Metropolitan Hall was an opera house in Hornellsville (now Hornell). Located at the northeastern corner of Main and Seneca Streets, it is known to be the site of a March 20–21, 1886, lecture series by minister-turned-freethinker Charles B. Reynolds and his wife.
With a footprint of 40 by 100 feet and seating 600, Metropolitan Hall was actually the smaller of two opera houses in Hornellsville.

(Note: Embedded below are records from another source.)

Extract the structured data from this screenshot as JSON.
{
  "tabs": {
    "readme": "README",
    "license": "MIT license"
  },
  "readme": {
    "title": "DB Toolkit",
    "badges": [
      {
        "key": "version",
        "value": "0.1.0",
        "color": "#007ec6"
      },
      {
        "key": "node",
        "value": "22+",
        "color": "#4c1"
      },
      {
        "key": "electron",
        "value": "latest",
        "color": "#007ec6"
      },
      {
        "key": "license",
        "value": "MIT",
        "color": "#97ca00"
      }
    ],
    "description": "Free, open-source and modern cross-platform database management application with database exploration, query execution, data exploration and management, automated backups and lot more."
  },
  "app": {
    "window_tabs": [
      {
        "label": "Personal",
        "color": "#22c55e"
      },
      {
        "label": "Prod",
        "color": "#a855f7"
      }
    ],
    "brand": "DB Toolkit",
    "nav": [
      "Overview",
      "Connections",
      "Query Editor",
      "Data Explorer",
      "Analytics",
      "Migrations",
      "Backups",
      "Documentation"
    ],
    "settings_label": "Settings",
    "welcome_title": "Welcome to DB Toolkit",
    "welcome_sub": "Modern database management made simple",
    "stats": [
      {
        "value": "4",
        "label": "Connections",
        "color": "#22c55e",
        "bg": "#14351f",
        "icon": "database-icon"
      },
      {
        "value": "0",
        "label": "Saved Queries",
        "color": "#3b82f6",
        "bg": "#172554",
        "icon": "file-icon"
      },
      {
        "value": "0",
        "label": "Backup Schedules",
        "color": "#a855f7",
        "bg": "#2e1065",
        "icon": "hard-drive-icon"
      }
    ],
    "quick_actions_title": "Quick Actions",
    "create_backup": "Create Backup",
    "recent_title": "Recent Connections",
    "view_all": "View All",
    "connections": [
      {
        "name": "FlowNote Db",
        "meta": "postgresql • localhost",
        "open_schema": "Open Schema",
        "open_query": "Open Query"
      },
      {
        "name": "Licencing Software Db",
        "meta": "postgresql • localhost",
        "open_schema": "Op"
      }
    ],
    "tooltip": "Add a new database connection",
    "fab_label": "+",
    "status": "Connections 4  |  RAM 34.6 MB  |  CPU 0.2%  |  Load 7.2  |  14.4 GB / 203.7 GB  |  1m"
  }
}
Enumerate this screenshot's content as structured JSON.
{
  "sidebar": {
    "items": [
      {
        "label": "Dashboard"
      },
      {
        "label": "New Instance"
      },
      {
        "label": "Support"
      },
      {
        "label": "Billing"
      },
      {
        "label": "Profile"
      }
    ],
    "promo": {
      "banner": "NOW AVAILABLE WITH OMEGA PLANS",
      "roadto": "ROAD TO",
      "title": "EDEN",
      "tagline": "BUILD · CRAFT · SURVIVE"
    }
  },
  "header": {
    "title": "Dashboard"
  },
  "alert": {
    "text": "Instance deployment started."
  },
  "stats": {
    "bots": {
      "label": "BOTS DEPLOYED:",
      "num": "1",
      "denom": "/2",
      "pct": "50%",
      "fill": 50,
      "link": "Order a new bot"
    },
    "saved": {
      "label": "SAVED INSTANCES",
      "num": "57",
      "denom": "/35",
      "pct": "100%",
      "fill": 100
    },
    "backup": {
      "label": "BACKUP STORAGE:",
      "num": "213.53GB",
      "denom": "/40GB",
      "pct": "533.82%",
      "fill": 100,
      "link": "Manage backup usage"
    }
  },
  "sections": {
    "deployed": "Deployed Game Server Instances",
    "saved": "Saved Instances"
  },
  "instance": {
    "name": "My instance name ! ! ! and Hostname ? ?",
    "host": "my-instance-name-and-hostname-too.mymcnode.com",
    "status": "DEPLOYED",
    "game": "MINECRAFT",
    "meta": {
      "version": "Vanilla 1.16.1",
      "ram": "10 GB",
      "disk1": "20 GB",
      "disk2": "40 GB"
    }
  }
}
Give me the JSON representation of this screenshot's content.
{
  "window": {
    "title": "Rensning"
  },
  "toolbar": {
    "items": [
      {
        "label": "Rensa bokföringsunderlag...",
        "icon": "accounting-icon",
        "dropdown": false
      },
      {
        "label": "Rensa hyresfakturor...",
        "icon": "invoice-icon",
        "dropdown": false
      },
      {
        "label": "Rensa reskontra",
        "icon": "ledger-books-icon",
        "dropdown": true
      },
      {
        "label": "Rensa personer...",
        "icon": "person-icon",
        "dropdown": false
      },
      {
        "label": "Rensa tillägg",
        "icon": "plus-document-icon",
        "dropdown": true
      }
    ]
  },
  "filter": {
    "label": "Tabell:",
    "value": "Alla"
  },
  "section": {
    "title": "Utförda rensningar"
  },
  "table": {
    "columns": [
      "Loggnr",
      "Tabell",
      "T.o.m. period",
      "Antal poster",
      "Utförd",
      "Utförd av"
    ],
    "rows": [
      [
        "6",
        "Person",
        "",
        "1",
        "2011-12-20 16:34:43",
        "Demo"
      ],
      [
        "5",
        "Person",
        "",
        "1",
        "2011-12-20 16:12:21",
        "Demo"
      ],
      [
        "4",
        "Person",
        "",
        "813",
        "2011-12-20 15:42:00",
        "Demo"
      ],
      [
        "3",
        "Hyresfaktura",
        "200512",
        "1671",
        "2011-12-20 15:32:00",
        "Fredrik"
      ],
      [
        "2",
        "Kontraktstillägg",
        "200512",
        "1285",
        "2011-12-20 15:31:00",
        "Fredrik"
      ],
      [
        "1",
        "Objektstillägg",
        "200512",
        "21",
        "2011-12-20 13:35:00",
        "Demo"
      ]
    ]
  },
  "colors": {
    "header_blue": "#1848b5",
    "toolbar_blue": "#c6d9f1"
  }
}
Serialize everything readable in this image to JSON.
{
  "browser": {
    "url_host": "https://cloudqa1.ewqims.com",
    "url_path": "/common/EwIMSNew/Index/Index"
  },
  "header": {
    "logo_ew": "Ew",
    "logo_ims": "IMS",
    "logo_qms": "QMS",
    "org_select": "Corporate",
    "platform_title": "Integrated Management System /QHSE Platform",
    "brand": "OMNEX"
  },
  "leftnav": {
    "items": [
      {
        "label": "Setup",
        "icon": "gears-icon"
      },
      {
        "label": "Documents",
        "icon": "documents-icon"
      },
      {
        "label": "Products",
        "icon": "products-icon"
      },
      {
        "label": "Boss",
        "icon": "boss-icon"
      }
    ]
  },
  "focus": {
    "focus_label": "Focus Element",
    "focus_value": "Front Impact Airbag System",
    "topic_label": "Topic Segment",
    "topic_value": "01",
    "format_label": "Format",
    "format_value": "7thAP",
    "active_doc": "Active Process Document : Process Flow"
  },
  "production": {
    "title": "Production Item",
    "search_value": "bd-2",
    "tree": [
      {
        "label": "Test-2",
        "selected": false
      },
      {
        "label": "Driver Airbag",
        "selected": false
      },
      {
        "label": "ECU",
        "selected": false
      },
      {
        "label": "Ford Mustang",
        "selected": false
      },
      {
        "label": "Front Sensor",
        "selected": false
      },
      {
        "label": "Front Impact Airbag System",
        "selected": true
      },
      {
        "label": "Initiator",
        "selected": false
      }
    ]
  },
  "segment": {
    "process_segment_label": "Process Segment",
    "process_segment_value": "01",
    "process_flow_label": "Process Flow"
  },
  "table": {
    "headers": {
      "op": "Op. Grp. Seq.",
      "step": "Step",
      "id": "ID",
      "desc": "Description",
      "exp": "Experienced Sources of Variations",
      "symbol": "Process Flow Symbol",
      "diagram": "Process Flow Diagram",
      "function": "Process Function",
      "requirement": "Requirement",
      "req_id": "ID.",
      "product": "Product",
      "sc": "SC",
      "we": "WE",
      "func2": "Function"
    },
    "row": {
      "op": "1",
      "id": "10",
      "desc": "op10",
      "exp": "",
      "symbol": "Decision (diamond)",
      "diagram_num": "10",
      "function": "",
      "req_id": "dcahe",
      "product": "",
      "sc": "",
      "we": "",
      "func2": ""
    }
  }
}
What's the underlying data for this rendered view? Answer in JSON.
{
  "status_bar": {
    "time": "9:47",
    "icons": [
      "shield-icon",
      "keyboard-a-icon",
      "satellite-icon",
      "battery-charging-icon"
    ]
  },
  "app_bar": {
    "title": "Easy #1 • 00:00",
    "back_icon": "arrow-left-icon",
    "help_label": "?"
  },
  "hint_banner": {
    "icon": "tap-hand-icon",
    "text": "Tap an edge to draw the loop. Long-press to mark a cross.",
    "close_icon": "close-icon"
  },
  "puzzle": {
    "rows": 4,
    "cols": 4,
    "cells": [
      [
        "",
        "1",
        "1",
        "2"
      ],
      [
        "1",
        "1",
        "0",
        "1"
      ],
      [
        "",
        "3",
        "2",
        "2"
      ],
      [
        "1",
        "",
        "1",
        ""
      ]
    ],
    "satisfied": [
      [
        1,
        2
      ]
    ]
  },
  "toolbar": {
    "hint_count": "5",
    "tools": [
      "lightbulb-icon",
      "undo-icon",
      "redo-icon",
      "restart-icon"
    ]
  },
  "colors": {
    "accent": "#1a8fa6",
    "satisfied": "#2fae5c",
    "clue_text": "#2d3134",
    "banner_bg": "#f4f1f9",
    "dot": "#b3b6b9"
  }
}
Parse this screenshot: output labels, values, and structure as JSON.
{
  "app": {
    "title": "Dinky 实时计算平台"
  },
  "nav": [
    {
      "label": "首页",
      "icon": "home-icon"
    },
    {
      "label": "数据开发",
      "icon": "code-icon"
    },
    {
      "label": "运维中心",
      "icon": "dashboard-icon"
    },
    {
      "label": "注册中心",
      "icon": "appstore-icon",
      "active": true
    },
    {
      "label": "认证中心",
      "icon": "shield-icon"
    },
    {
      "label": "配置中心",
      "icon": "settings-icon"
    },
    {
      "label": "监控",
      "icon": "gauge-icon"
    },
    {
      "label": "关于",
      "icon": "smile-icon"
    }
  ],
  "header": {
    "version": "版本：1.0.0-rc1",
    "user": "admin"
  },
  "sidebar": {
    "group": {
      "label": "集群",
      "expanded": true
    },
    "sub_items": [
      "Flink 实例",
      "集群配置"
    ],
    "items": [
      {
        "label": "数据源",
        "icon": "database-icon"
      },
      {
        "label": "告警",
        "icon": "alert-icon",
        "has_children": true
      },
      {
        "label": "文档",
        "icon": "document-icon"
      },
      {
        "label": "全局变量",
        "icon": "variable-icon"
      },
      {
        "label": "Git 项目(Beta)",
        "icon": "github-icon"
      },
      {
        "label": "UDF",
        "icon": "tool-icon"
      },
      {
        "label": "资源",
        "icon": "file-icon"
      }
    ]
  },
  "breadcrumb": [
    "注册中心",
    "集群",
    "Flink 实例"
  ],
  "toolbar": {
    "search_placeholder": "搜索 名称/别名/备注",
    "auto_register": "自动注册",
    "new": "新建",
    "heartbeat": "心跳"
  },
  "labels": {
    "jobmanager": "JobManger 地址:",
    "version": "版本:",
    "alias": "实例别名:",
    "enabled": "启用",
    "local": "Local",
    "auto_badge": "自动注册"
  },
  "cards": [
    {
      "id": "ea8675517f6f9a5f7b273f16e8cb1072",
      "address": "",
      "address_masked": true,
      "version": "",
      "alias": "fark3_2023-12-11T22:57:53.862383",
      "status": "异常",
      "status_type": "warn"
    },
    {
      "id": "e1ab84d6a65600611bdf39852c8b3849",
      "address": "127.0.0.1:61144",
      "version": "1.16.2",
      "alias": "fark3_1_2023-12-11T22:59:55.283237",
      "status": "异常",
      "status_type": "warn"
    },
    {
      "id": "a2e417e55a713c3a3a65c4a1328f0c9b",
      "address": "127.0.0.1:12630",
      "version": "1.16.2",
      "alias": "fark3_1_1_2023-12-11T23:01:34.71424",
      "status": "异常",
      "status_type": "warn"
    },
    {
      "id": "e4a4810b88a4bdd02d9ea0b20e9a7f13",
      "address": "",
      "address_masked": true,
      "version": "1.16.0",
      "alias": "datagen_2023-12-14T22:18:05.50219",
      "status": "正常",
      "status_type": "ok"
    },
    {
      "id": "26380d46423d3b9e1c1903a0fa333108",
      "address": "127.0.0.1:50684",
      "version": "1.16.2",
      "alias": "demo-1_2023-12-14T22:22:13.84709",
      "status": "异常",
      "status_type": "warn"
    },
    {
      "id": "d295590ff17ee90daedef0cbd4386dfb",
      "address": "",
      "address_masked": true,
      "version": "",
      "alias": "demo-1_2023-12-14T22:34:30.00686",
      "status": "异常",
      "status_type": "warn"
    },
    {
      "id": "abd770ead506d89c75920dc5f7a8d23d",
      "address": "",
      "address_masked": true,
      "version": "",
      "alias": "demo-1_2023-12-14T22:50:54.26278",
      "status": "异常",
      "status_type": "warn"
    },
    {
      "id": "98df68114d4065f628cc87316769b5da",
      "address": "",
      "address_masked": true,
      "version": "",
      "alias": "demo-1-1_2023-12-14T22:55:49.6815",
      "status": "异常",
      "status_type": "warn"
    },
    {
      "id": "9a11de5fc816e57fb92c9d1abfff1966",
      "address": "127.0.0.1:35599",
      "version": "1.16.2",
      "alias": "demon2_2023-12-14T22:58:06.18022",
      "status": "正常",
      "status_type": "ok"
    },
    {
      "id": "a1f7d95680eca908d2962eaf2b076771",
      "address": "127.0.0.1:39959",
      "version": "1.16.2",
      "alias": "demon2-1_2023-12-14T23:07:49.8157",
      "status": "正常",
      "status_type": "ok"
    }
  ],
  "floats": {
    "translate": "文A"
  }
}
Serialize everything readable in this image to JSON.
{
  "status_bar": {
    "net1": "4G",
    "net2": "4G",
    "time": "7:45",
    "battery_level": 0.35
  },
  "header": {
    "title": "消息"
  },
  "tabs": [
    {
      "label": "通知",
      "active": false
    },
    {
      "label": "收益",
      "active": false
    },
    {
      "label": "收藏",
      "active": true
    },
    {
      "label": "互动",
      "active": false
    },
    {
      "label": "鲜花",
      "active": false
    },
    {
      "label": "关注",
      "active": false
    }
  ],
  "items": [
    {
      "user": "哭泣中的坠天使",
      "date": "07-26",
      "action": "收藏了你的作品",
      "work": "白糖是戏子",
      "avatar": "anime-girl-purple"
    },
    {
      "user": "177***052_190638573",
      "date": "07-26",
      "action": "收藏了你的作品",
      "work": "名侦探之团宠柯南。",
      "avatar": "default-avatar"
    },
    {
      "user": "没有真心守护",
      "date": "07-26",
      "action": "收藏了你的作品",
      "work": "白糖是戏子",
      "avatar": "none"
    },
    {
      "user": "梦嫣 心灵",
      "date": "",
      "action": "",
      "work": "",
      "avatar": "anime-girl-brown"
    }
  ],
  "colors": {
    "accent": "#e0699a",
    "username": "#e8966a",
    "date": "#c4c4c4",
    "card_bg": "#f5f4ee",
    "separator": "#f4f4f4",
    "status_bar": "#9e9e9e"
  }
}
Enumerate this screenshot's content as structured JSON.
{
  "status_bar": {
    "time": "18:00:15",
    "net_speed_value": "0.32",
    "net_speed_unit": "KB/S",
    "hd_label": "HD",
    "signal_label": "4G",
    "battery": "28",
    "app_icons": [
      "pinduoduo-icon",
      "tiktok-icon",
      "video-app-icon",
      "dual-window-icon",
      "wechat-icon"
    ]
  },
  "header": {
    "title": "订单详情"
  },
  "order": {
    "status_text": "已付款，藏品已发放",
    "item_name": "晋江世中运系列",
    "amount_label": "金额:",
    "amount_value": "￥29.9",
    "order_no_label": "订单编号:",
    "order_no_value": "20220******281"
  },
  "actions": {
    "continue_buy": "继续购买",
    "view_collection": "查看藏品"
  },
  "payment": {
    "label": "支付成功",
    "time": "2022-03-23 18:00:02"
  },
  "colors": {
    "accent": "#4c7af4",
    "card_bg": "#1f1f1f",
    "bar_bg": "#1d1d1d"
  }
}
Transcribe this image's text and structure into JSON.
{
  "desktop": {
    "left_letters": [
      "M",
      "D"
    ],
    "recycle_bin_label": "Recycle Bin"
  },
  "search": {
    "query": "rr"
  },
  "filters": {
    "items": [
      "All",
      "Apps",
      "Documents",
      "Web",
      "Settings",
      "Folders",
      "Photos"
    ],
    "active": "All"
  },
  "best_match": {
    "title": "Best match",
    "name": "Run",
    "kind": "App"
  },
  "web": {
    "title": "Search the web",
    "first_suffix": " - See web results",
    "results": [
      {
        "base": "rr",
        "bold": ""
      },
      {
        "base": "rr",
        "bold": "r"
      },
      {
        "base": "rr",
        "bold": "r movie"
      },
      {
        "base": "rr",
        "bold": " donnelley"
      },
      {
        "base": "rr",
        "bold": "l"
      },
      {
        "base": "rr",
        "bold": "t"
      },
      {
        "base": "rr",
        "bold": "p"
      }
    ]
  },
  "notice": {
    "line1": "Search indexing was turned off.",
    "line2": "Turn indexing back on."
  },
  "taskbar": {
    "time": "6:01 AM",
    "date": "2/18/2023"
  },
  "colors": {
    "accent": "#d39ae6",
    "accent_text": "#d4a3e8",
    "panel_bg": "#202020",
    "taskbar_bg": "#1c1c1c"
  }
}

Contemporary accounts suggest that the hall was popular partly because it was on only the second floor of the building it occupied, hence a shorter climb than its competitor, the Shattuck Opera House, which occupied the third floor of its building.
Located above 143–163 Main Street (the Babcock Block), Metropolitan Hall was built in 1866 by local business leaders Walter G. Rose and Philip Van Scoter. The space was in such demand that the first event, a political gathering, was held in October 1866 before construction was complete. Metropolitan Hall opened formally on November 2, 1866.
Traveling theatrical companies often played the Hall. In one of the first such events, celebrated actress and friend of Robert Green Ingersoll Laura Keene presented Our American Cousin, reprising the role she had played at Ford’s Theatre in Washington, D. C., on the night President Abraham Lincoln was assassinated.
The Hall hosted many famous speakers of the day in addition to freethought speakers. Mark Twain spoke there on January 20, 1870. Suffragist Susan B. Anthony debated woman's suffrage against a local attorney on May 19, 1870. Publisher Horace Greeley spoke on February 16, 1872. Abolitionist and suffragist Julia Ward Howe, author of The Battle Hymn of the Republic, spoke in June 1873.
The Building and Site. On December 26, 1879, Metropolitan Hall was badly damaged by fire. It was rebuilt but apparently never regained its prior stature. By 1900 the Hall had been taken over by T. G. Wooster & Brother, a notions and fancy-goods merchant that also occupied a ground-floor storefront at 151 Main Street.
In 1914, the Wooster complex was partly replaced by the Steuben Trust Company at 82 Main Street. (Apparently Hornell street numbering had been reorganized, so that the formerly odd-numbered side of Main Street was now even.) Steuben Trust occupied the site until 1999, when it moved to a new headquarters in downtown Hornell. Adjacent to the Steuben Trust Company rose the Hollands Building, whose original history and purpose are unknown. Today both structures have been renovated to house the Hornell City Hall.